▶ _PROBLEM DETAILS_:
Please copy out each line of the entries in which "true" appears.

▶ _EXTRACTED INFORMATION_:
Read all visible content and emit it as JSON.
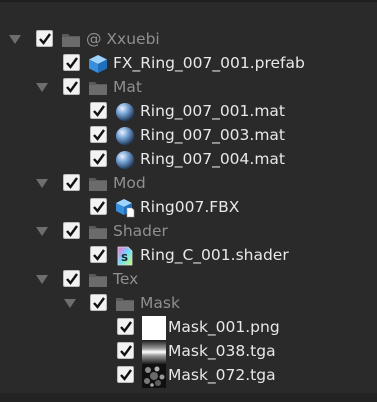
{
  "tree": {
    "root": {
      "label": "@ Xxuebi"
    },
    "prefab": {
      "label": "FX_Ring_007_001.prefab"
    },
    "folder_mat": {
      "label": "Mat"
    },
    "mat_1": {
      "label": "Ring_007_001.mat"
    },
    "mat_2": {
      "label": "Ring_007_003.mat"
    },
    "mat_3": {
      "label": "Ring_007_004.mat"
    },
    "folder_mod": {
      "label": "Mod"
    },
    "fbx": {
      "label": "Ring007.FBX"
    },
    "folder_shader": {
      "label": "Shader"
    },
    "shader": {
      "label": "Ring_C_001.shader"
    },
    "folder_tex": {
      "label": "Tex"
    },
    "folder_mask": {
      "label": "Mask"
    },
    "tex_1": {
      "label": "Mask_001.png"
    },
    "tex_2": {
      "label": "Mask_038.tga"
    },
    "tex_3": {
      "label": "Mask_072.tga"
    }
  },
  "icons": {
    "folder": "folder-icon",
    "prefab": "prefab-cube-icon",
    "material": "material-sphere-icon",
    "model": "model-icon",
    "shader": "shader-icon",
    "texture": "texture-thumbnail-icon"
  },
  "colors": {
    "background": "#2a2a2a",
    "text": "#e8e8e8",
    "text_dim": "#8f8f8f",
    "checkbox": "#f2f2f2"
  }
}
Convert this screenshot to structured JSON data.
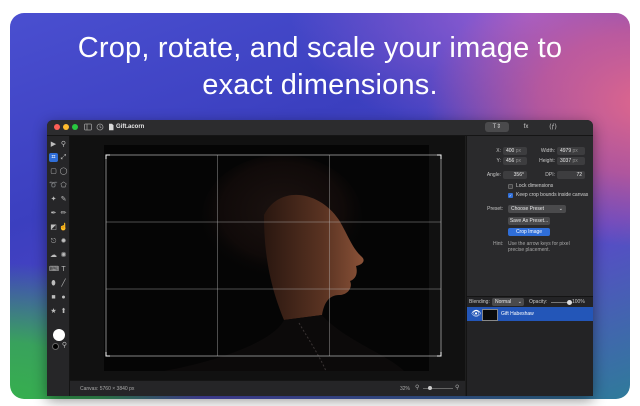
{
  "headline": {
    "line1": "Crop, rotate, and scale your image to",
    "line2": "exact dimensions."
  },
  "window": {
    "title": "Gift.acorn",
    "traffic_lights": [
      "#ff5f57",
      "#febc2e",
      "#28c840"
    ],
    "inspector_tabs": [
      {
        "label": "T⇕",
        "active": true
      },
      {
        "label": "fx",
        "active": false
      },
      {
        "label": "(ƒ)",
        "active": false
      }
    ]
  },
  "toolbar": {
    "tools": [
      "move-icon",
      "zoom-icon",
      "crop-icon",
      "expand-icon",
      "rect-select-icon",
      "ellipse-select-icon",
      "lasso-icon",
      "polygon-lasso-icon",
      "magic-wand-icon",
      "brush-icon",
      "pen-icon",
      "pencil-icon",
      "eraser-icon",
      "smudge-icon",
      "clone-icon",
      "gradient-icon",
      "text-icon",
      "bezier-icon",
      "shape-rect-icon",
      "shape-ellipse-icon",
      "star-icon",
      "arrow-icon"
    ],
    "foreground_color": "#ffffff",
    "background_color": "#000000"
  },
  "crop_panel": {
    "x_label": "X:",
    "x_value": "400",
    "x_unit": "px",
    "width_label": "Width:",
    "width_value": "4979",
    "width_unit": "px",
    "y_label": "Y:",
    "y_value": "456",
    "y_unit": "px",
    "height_label": "Height:",
    "height_value": "3037",
    "height_unit": "px",
    "angle_label": "Angle:",
    "angle_value": "356°",
    "dpi_label": "DPI:",
    "dpi_value": "72",
    "lock_dimensions": {
      "label": "Lock dimensions",
      "checked": false
    },
    "keep_bounds": {
      "label": "Keep crop bounds inside canvas",
      "checked": true
    },
    "preset_label": "Preset:",
    "preset_value": "Choose Preset",
    "save_preset_label": "Save As Preset...",
    "crop_button_label": "Crop Image",
    "hint_label": "Hint:",
    "hint_text_line1": "Use the arrow keys for pixel",
    "hint_text_line2": "precise placement."
  },
  "layers_panel": {
    "blending_label": "Blending:",
    "blending_value": "Normal",
    "opacity_label": "Opacity:",
    "opacity_fraction": 1.0,
    "opacity_value": "100%",
    "layers": [
      {
        "name": "Gift Habeshaw",
        "visible": true,
        "selected": true
      }
    ]
  },
  "statusbar": {
    "canvas_info": "Canvas: 5760 × 3840 px",
    "zoom": "32%"
  },
  "accent_color": "#2f6ed8"
}
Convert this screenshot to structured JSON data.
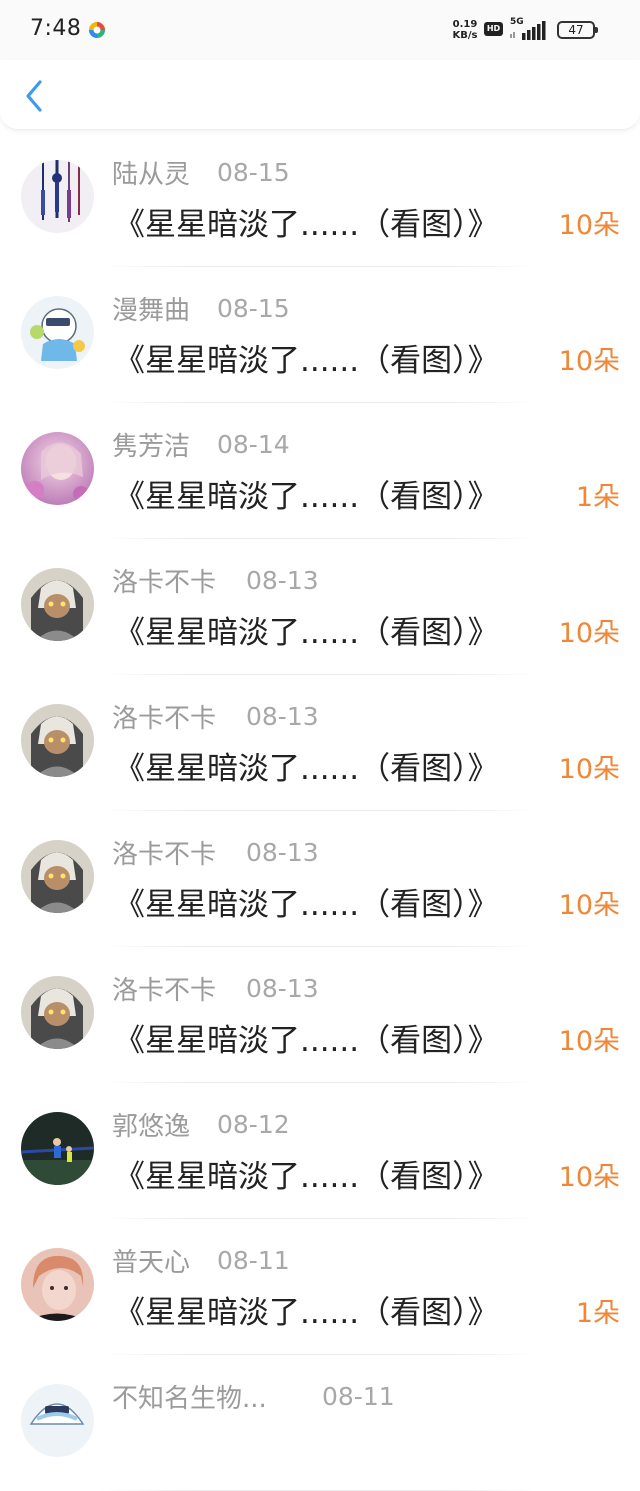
{
  "status_bar": {
    "time": "7:48",
    "net_speed_value": "0.19",
    "net_speed_unit": "KB/s",
    "hd_label": "HD",
    "network_type": "5G",
    "battery": "47"
  },
  "nav": {
    "back_icon": "chevron-left-icon",
    "accent_color": "#3a9bf0"
  },
  "colors": {
    "count": "#f08636",
    "name": "#9b9b9b",
    "title": "#222222"
  },
  "records": [
    {
      "name": "陆从灵",
      "date": "08-15",
      "title": "《星星暗淡了......（看图）》",
      "count": "10朵"
    },
    {
      "name": "漫舞曲",
      "date": "08-15",
      "title": "《星星暗淡了......（看图）》",
      "count": "10朵"
    },
    {
      "name": "隽芳洁",
      "date": "08-14",
      "title": "《星星暗淡了......（看图）》",
      "count": "1朵"
    },
    {
      "name": "洛卡不卡",
      "date": "08-13",
      "title": "《星星暗淡了......（看图）》",
      "count": "10朵"
    },
    {
      "name": "洛卡不卡",
      "date": "08-13",
      "title": "《星星暗淡了......（看图）》",
      "count": "10朵"
    },
    {
      "name": "洛卡不卡",
      "date": "08-13",
      "title": "《星星暗淡了......（看图）》",
      "count": "10朵"
    },
    {
      "name": "洛卡不卡",
      "date": "08-13",
      "title": "《星星暗淡了......（看图）》",
      "count": "10朵"
    },
    {
      "name": "郭悠逸",
      "date": "08-12",
      "title": "《星星暗淡了......（看图）》",
      "count": "10朵"
    },
    {
      "name": "普天心",
      "date": "08-11",
      "title": "《星星暗淡了......（看图）》",
      "count": "1朵"
    },
    {
      "name": "不知名生物...",
      "date": "08-11",
      "title": "",
      "count": ""
    }
  ]
}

▶ _THE COMPLETED TASK_:
        "active": true
      "checked": true
        "visible": true,
        "selected": true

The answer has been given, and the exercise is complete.